  • Let the child illustrate the sentence either by drawing a picture, gluing on a picture from a magazine or brochure, or choosing stickers for their illustration.
  • Complete the book, maybe 3-5 pages for a beginner.
  • When the book is finished, start with the cover and read the title and the author, running your finger under each word as you read.
  • After you have read the book, encourage the child to read it or read it again with you.  Help the child to run their finger under the words as they are being read.
  • Older children will not require as much guidance when making books.  Depending on their skills, help them when necessary.

EXAMPLES OF SIMPLE BOOKS:

Computer Games for Teaching Creative Writing
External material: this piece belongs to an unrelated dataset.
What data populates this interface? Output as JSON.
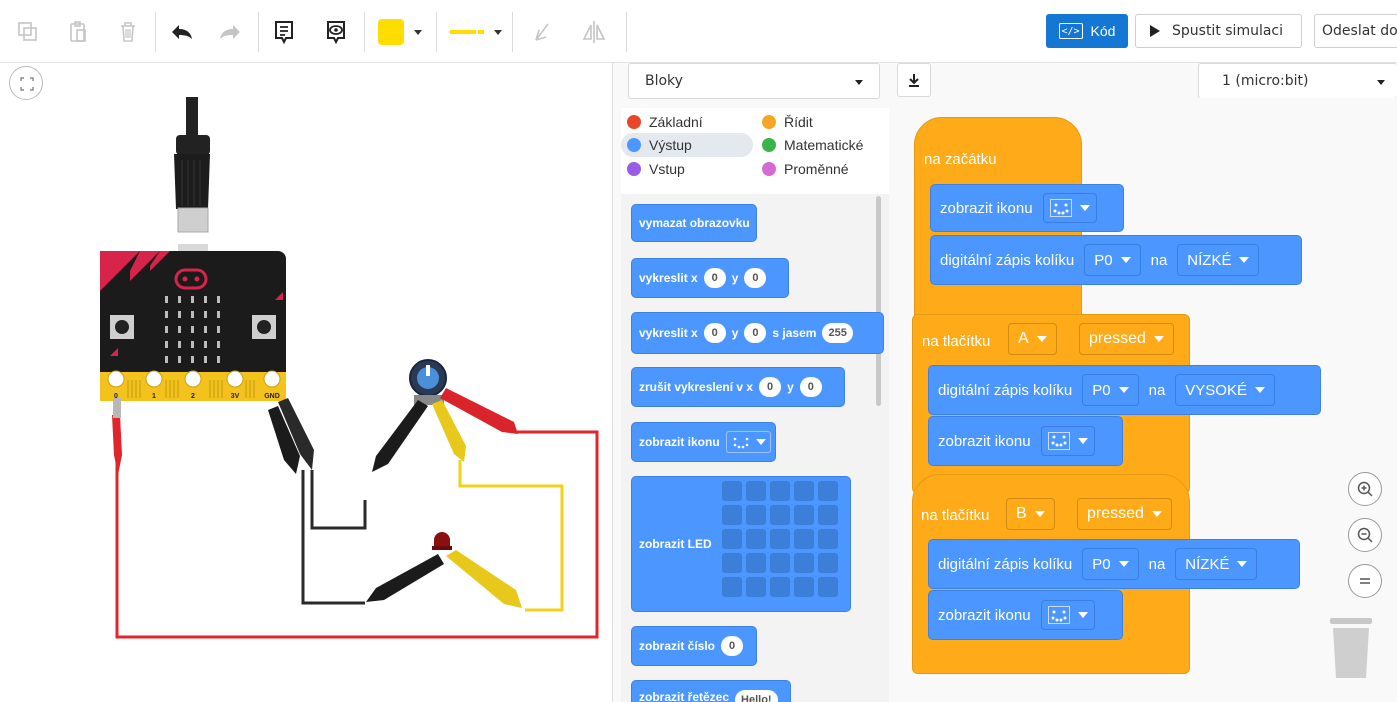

A computer game by Spinmaker called Alphabet Zoo is great for teaching creative writing at an early age.  Years ago, my husband bought this game for our daughter when she was four years old.   She soon learned how to write her own stories and illustrate them with the picture maker.  She started reading when she was three years old so she already knew most of the alphabet sounds.  When trying to spell words for her stories, she would either try to sound out the words and spell them phonetically or she would ask a parent or grandparent, whoever was close by.  This was one of her favorite computer games and I guess it instilled a love of writing in her. When she was in high school she went to state UIL competition and placed well in journalism and headline writing.    Learning to write creatively was definitely something that was fun for her!